With the accumulation of different styles over the centuries, speaking of the variety of London’s architecture is somewhat of an understatement. To be honest, sometimes it feels like the whole city has been designed by a schizophrenic architect. This lack of unity, of course, reinforces its cultural wealth and dynamism.
Walking around London you may encounter architectural oddities just around the corner. In Pimlico for instance, a neighbourhood more renowned for its impressive regency style than for its eccentricity, stands a block of rather funny-looking buildings with striking checkerboard patterns.
Built between Page Street and Vincent Street, they are actually part of a social housing complex of around 600 dwellings called the Grosvenor Estate. It was designed in the 1930s by Sir Edwin Lutyens, who had never designed council houses before and was more famous for the grand houses he’d designed for wealthy client and is best remembered for his work in Delhi.
So who said social housing had to be bland and depressing?
Nearest tube station: Pimlico
Joseph M. W. Turner is with no doubt one of Great Britain’s most celebrated painters. He achieved success at a quite early age and when he died, he left to the nation a vast collection of paintings, drawings and sketches, which are now housed by Tate Britain’s Clore Gallery.
The 10 rooms of the Clore Gallery, which opened to the public in 1987, are entirely devoted to Turner’s work, and since they are part of the museum’s permanent collection, their admission is free of charge.
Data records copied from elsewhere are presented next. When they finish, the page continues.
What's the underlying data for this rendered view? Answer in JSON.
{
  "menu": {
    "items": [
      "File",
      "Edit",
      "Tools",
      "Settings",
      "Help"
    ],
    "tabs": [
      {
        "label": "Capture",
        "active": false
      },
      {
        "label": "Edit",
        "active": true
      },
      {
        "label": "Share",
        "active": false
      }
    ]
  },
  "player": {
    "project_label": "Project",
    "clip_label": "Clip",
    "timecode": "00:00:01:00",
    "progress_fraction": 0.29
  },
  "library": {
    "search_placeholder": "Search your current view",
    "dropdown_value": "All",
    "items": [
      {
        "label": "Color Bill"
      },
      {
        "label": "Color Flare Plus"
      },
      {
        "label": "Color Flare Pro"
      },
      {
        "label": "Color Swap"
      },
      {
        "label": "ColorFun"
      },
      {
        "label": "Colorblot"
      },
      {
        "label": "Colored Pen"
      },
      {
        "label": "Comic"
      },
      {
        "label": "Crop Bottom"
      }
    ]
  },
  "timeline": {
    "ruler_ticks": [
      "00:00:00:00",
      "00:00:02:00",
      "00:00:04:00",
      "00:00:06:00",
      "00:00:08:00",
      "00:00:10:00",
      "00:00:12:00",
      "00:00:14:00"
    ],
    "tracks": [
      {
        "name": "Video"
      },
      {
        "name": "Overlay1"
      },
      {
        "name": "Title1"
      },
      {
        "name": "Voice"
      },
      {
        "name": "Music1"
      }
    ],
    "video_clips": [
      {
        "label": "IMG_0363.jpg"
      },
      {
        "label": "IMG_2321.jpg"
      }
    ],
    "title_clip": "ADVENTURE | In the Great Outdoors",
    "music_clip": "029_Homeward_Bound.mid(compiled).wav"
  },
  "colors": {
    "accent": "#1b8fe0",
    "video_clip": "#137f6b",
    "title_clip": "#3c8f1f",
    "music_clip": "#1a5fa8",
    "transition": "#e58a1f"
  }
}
They house some historical paintings the artist painted during the Napoleon wars, and numerous landscapes and marines depicting real and imaginary scenes inspired by his travels in Britain and all over Europe – Turner went to Germany, France, Italy, and he particularly loved Venice. The vibrant colours and poetic atmosphere of some of his late masterpieces are surprisingly modern. Tate Britain’s collection is a must see, but its gallery on Turner is arguably enough to make it stand in the world-class museums category.
Tate Britain is open every day form 10.00 to 18.00 and until 22.00 on the first Friday of each month
Nearest Tube station : Pimlico